Troy urges caution in wake of travel ban
Troy University leaders on Monday cautioned certain international students to avoid travel outside the United States in the wake of President Donald Trump’s executive order restricting refugee immigration.
In a statement released late Monday, university officials reaffirmed “Troy University’s commitment to the international community” and offered cautions.
“While we honor and respect the Trump Administration’s commitment to national security and protection of this country and its citizens, we know the executive order of Friday has caused concern, especially among our international students,” Chancellor Jack Hawkins Jr. said in a statement. “The staff of International Programs is keeping careful track of the ramifications of this order and is ready to assist, explain, or otherwise help all students.
“We encourage all those on student visas to be especially careful to comply with all regulations that affect status and to avoid any unnecessary risks. Students from the seven countries directly mentioned (in the order) should avoid any travel outside the U.S. unless absolutely necessary.”
Trump signed the executive order into law on Friday. The order puts a 90-day halt on immigration and travel to the United States from Iran, Iraq, Syria, Libya, Sudan, Somalia and Yemen and puts a 120-day hold on all refugee admissions. The order has prompted protests and challenges, including court challenges.
While those are being resolved, Hawkins and university officials cautioned students to remain calm.
Hawkins emphasized the university’s focus on international studies in the statement.
“We uphold a thousand-year tradition of universities where students travel to other lands seeking high-quality education,” Hawkins said. “If you understand people unlike yourself – people from other cultures, speaking different languages – then you can develop an appreciation for those people on a personal level. At that point, true and lasting relationships can develop.
“In accordance with ‘the Trojan Way’ we treat all people with dignity and respect regardless of race, religion, gender, nationality, country of origin, or belief system. Together we learn, and together we grow.”
Michael Slobodchikoff, a political science professor at Troy University, said that international students should remain clam but “hold tight” while the order is challenged.
“A ban like this very concerning to everyone involved in international student education, especially the students.” Slobodchikoff said. “Certainly, at this point, we’re waiting to see what happens in the court system as the ban is challenged.”
The immigration and travel ban should come as no surprise, Slobodchikoff said, as it stems from one of Trump’s campaign promises.
“This is a campaign promise that he gave during the campaign and is following through on, so this should be no surprise,” Slobodchikoff said. “The ban itself attempted to make sure it was not specific to any religion, so they were careful about instituting the ban that way.”
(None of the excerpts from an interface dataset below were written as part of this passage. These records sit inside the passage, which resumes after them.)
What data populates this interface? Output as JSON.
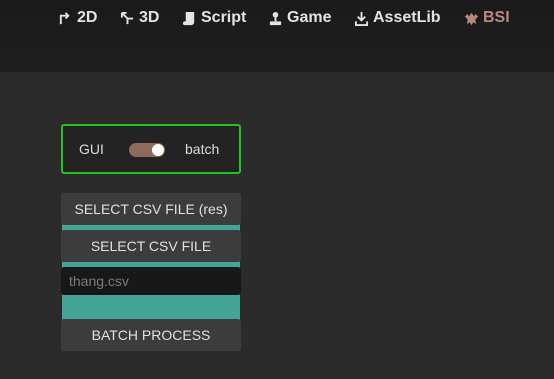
{
  "toolbar": {
    "tabs": [
      {
        "label": "2D",
        "icon": "2d-arrow-icon"
      },
      {
        "label": "3D",
        "icon": "3d-axes-icon"
      },
      {
        "label": "Script",
        "icon": "script-icon"
      },
      {
        "label": "Game",
        "icon": "joystick-icon"
      },
      {
        "label": "AssetLib",
        "icon": "download-icon"
      },
      {
        "label": "BSI",
        "icon": "bsi-plugin-icon"
      }
    ],
    "active_tab": "BSI",
    "active_color": "#b9897a"
  },
  "mode": {
    "left_label": "GUI",
    "right_label": "batch",
    "selected": "batch",
    "border_color": "#27c21f",
    "toggle_color": "#8d6a5a"
  },
  "buttons": {
    "select_csv_res": "SELECT CSV FILE (res)",
    "select_csv": "SELECT CSV FILE",
    "batch_process": "BATCH PROCESS"
  },
  "file_field": {
    "value": "",
    "placeholder": "thang.csv"
  },
  "colors": {
    "background": "#2b2b2b",
    "panel_accent": "#44a596"
  }
}
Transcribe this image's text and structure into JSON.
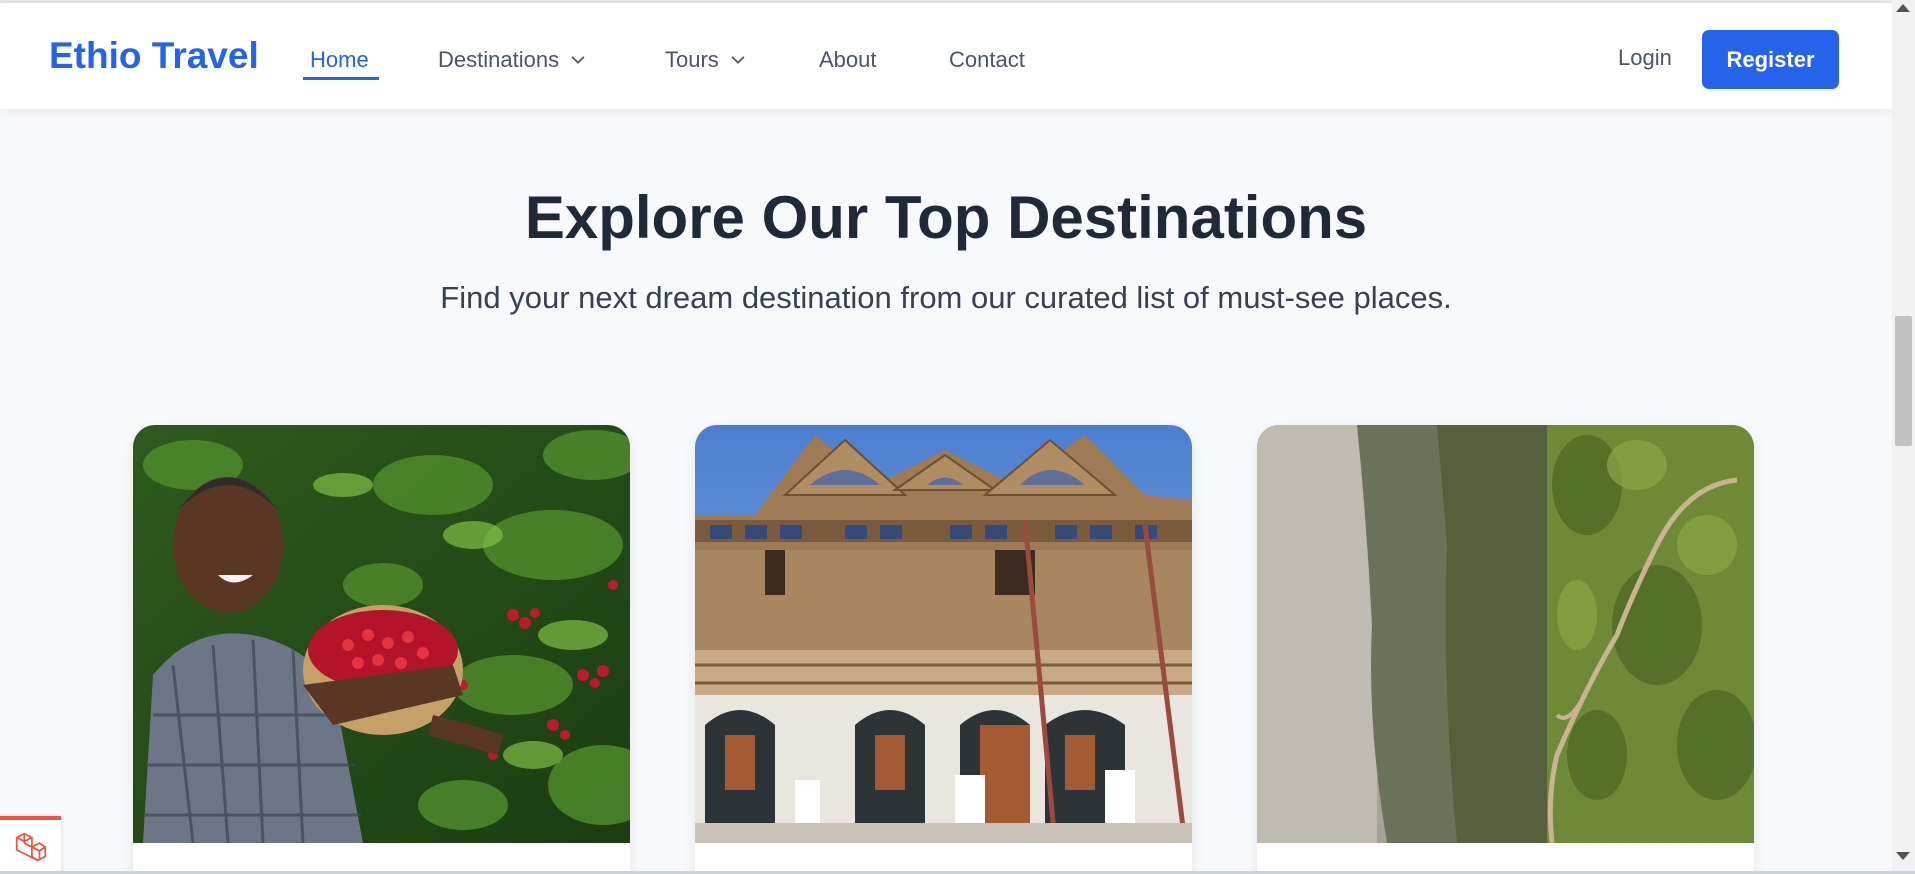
{
  "brand": "Ethio Travel",
  "nav": {
    "home": "Home",
    "destinations": "Destinations",
    "tours": "Tours",
    "about": "About",
    "contact": "Contact"
  },
  "auth": {
    "login": "Login",
    "register": "Register"
  },
  "section": {
    "title": "Explore Our Top Destinations",
    "subtitle": "Find your next dream destination from our curated list of must-see places."
  },
  "icons": {
    "nav_dropdown": "chevron-down-icon",
    "debug_badge": "laravel-logo-icon"
  },
  "colors": {
    "brand": "#2563eb",
    "text_dark": "#1f2937",
    "text_muted": "#4b5563",
    "background": "#f8f9fb"
  }
}
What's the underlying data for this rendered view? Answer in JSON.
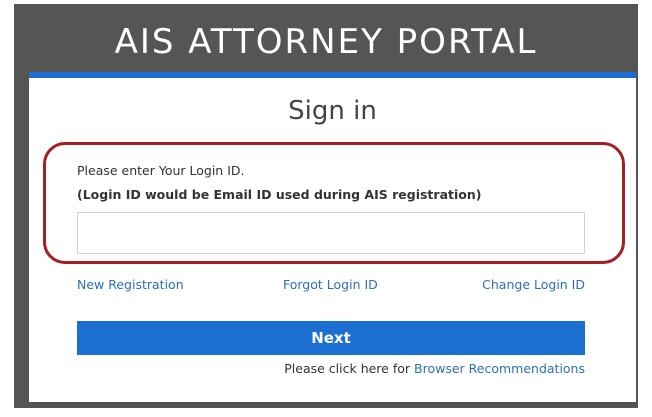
{
  "portal": {
    "title": "AIS ATTORNEY PORTAL"
  },
  "signin": {
    "title": "Sign in",
    "prompt": "Please enter Your Login ID.",
    "note": "(Login ID would be Email ID used during AIS registration)",
    "login_input": {
      "value": "",
      "placeholder": ""
    },
    "links": {
      "new_registration": "New Registration",
      "forgot_login_id": "Forgot Login ID",
      "change_login_id": "Change Login ID"
    },
    "next_label": "Next",
    "browser_note_prefix": "Please click here for",
    "browser_note_link": "Browser Recommendations"
  },
  "colors": {
    "accent": "#1a6fd1",
    "highlight": "#a31f24",
    "link": "#2e6fba",
    "header_bg": "#555555"
  }
}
Thousands of people have demonstrated at U.S. airports since Trump issued an order Friday blocking people from seven countries in the Middle East and Africa from entering the United States and suspending refugee immigration for four months. The protests included a gathering of several hundred people in Birmingham, the largest airport in a Southern state that Trump carried with ease.
Washington’s state attorney general filed a lawsuit over the order, and a federal judge in New York issued an emergency order temporarily banning deportations of people from the seven nations. Some Republican lawmakers have questioned the order, with Sens. John McCain of Arizona and Lindsey Graham of South Carolina saying they fear it will become “a self-inflicted wound in the fight against terrorism.”
Yet none of that criticism matters much in Trump Country, those states and counties where Trump claimed the votes to win the Electoral College despite losing the popular vote to Democrat Hillary Clinton.
Retired social-service worker Judith Wilkenroh says the order shows Trump “means what he says.”
“He’s just unafraid. He’s just going ahead like a locomotive, and I like him more and more every time he does something,” said Wilkenroh, 72, of Fredrick, Maryland.
Trump supporters said they are happy with the immigration order and the ideas behind it.
Civil liberties advocates have challenged the order, which temporarily suspends immigration from seven countries and the United States’ broader refugee program. It has drawn nationwide protests since the order was issued on Friday.
Federal judges in New York and several other states issued orders that temporarily block the government from deporting people with valid visas who arrived after Trump’s travel ban took effect. Acting Attorney General Sally Yates, a Democratic appointee, said Monday she has directed Justice Department attorneys to not defend Trump’s order, as she is not convinced it is lawful.
“Certainly a lot of people are against this from a civil rights standpoint,” Slobodchikoff said. “America is a nation of immigrants and limiting immigration in this way is something many people find very troubling.”